Read the listing below. Then repeat it exactly.

━━━━━━━━━━━━━━━━

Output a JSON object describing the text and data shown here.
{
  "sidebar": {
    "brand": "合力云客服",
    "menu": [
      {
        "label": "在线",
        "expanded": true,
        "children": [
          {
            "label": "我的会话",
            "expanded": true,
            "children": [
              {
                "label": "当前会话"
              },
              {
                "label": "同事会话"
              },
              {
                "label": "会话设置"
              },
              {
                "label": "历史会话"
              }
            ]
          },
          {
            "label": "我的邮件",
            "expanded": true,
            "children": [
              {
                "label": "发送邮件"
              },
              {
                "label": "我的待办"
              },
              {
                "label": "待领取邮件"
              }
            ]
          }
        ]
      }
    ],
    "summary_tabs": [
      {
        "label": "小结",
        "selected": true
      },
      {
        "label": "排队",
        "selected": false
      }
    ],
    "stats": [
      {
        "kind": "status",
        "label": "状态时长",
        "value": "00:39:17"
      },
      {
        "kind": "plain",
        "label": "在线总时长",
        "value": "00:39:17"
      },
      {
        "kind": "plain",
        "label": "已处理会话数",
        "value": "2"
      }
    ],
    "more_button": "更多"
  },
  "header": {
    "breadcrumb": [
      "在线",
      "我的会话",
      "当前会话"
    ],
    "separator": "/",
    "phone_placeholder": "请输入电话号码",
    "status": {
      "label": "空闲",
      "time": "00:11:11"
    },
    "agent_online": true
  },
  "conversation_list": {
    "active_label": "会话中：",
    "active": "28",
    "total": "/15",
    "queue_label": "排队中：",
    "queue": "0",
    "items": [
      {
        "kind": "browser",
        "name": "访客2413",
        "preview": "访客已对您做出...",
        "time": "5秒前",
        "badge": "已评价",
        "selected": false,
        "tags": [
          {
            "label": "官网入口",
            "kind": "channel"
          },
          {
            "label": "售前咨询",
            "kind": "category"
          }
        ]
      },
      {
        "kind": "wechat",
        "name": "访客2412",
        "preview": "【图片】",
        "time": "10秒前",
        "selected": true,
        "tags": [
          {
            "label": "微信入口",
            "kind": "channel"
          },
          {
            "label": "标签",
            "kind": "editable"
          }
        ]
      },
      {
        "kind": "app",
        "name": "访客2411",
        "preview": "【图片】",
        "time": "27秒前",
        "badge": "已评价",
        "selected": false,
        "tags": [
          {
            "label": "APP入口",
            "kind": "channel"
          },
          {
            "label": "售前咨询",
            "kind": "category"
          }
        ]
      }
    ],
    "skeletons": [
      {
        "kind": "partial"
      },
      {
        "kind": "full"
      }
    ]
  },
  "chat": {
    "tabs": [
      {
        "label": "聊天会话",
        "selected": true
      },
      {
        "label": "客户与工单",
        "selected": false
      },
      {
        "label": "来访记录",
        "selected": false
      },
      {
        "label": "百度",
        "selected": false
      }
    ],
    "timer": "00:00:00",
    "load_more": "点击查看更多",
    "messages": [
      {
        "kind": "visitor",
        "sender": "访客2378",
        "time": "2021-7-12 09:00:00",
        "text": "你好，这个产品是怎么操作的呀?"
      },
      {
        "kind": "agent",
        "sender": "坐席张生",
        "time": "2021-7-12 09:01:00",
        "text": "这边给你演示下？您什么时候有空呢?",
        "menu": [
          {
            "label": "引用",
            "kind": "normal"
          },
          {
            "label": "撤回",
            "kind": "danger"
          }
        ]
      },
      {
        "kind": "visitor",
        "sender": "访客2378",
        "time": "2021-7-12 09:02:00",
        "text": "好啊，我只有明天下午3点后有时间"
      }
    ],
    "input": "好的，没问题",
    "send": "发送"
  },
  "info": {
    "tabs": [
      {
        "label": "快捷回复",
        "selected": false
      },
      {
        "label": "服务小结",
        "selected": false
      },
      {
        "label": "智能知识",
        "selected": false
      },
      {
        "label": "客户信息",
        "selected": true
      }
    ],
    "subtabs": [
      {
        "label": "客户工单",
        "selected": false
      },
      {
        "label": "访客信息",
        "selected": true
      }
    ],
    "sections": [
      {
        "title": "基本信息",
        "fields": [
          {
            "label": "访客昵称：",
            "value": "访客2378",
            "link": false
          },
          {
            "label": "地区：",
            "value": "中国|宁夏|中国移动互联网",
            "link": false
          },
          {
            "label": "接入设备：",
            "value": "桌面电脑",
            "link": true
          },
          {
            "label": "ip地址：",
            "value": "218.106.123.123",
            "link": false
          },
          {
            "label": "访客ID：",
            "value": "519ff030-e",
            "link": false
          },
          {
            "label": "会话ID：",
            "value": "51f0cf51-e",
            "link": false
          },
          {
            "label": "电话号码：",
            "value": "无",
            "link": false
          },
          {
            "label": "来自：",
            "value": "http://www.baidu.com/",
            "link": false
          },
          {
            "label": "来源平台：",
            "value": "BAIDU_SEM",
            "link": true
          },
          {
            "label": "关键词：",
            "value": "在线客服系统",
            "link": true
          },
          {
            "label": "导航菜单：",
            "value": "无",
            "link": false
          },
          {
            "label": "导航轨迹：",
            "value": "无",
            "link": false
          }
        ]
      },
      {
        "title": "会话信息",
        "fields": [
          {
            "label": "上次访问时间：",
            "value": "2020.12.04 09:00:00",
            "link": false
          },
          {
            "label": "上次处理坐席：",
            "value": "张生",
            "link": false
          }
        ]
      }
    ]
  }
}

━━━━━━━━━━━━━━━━

__YOUR SOLUTION__:
Output a JSON object describing the text and data shown here.
{
  "sidebar": {
    "brand": "合力云客服",
    "menu": [
      {
        "label": "在线",
        "expanded": true,
        "children": [
          {
            "label": "我的会话",
            "expanded": true,
            "children": [
              {
                "label": "当前会话"
              },
              {
                "label": "同事会话"
              },
              {
                "label": "会话设置"
              },
              {
                "label": "历史会话"
              }
            ]
          },
          {
            "label": "我的邮件",
            "expanded": true,
            "children": [
              {
                "label": "发送邮件"
              },
              {
                "label": "我的待办"
              },
              {
                "label": "待领取邮件"
              }
            ]
          }
        ]
      }
    ],
    "summary_tabs": [
      {
        "label": "小结",
        "selected": true
      },
      {
        "label": "排队",
        "selected": false
      }
    ],
    "stats": [
      {
        "kind": "status",
        "label": "状态时长",
        "value": "00:39:17"
      },
      {
        "kind": "plain",
        "label": "在线总时长",
        "value": "00:39:17"
      },
      {
        "kind": "plain",
        "label": "已处理会话数",
        "value": "2"
      }
    ],
    "more_button": "更多"
  },
  "header": {
    "breadcrumb": [
      "在线",
      "我的会话",
      "当前会话"
    ],
    "separator": "/",
    "phone_placeholder": "请输入电话号码",
    "status": {
      "label": "空闲",
      "time": "00:11:11"
    },
    "agent_online": true
  },
  "conversation_list": {
    "active_label": "会话中：",
    "active": "28",
    "total": "/15",
    "queue_label": "排队中：",
    "queue": "0",
    "items": [
      {
        "kind": "browser",
        "name": "访客2413",
        "preview": "访客已对您做出...",
        "time": "5秒前",
        "badge": "已评价",
        "selected": false,
        "tags": [
          {
            "label": "官网入口",
            "kind": "channel"
          },
          {
            "label": "售前咨询",
            "kind": "category"
          }
        ]
      },
      {
        "kind": "wechat",
        "name": "访客2412",
        "preview": "【图片】",
        "time": "10秒前",
        "selected": true,
        "tags": [
          {
            "label": "微信入口",
            "kind": "channel"
          },
          {
            "label": "标签",
            "kind": "editable"
          }
        ]
      },
      {
        "kind": "app",
        "name": "访客2411",
        "preview": "【图片】",
        "time": "27秒前",
        "badge": "已评价",
        "selected": false,
        "tags": [
          {
            "label": "APP入口",
            "kind": "channel"
          },
          {
            "label": "售前咨询",
            "kind": "category"
          }
        ]
      }
    ],
    "skeletons": [
      {
        "kind": "partial"
      },
      {
        "kind": "full"
      }
    ]
  },
  "chat": {
    "tabs": [
      {
        "label": "聊天会话",
        "selected": true
      },
      {
        "label": "客户与工单",
        "selected": false
      },
      {
        "label": "来访记录",
        "selected": false
      },
      {
        "label": "百度",
        "selected": false
      }
    ],
    "timer": "00:00:00",
    "load_more": "点击查看更多",
    "messages": [
      {
        "kind": "visitor",
        "sender": "访客2378",
        "time": "2021-7-12 09:00:00",
        "text": "你好，这个产品是怎么操作的呀?"
      },
      {
        "kind": "agent",
        "sender": "坐席张生",
        "time": "2021-7-12 09:01:00",
        "text": "这边给你演示下？您什么时候有空呢?",
        "menu": [
          {
            "label": "引用",
            "kind": "normal"
          },
          {
            "label": "撤回",
            "kind": "danger"
          }
        ]
      },
      {
        "kind": "visitor",
        "sender": "访客2378",
        "time": "2021-7-12 09:02:00",
        "text": "好啊，我只有明天下午3点后有时间"
      }
    ],
    "input": "好的，没问题",
    "send": "发送"
  },
  "info": {
    "tabs": [
      {
        "label": "快捷回复",
        "selected": false
      },
      {
        "label": "服务小结",
        "selected": false
      },
      {
        "label": "智能知识",
        "selected": false
      },
      {
        "label": "客户信息",
        "selected": true
      }
    ],
    "subtabs": [
      {
        "label": "客户工单",
        "selected": false
      },
      {
        "label": "访客信息",
        "selected": true
      }
    ],
    "sections": [
      {
        "title": "基本信息",
        "fields": [
          {
            "label": "访客昵称：",
            "value": "访客2378",
            "link": false
          },
          {
            "label": "地区：",
            "value": "中国|宁夏|中国移动互联网",
            "link": false
          },
          {
            "label": "接入设备：",
            "value": "桌面电脑",
            "link": true
          },
          {
            "label": "ip地址：",
            "value": "218.106.123.123",
            "link": false
          },
          {
            "label": "访客ID：",
            "value": "519ff030-e",
            "link": false
          },
          {
            "label": "会话ID：",
            "value": "51f0cf51-e",
            "link": false
          },
          {
            "label": "电话号码：",
            "value": "无",
            "link": false
          },
          {
            "label": "来自：",
            "value": "http://www.baidu.com/",
            "link": false
          },
          {
            "label": "来源平台：",
            "value": "BAIDU_SEM",
            "link": true
          },
          {
            "label": "关键词：",
            "value": "在线客服系统",
            "link": true
          },
          {
            "label": "导航菜单：",
            "value": "无",
            "link": false
          },
          {
            "label": "导航轨迹：",
            "value": "无",
            "link": false
          }
        ]
      },
      {
        "title": "会话信息",
        "fields": [
          {
            "label": "上次访问时间：",
            "value": "2020.12.04 09:00:00",
            "link": false
          },
          {
            "label": "上次处理坐席：",
            "value": "张生",
            "link": false
          }
        ]
      }
    ]
  }
}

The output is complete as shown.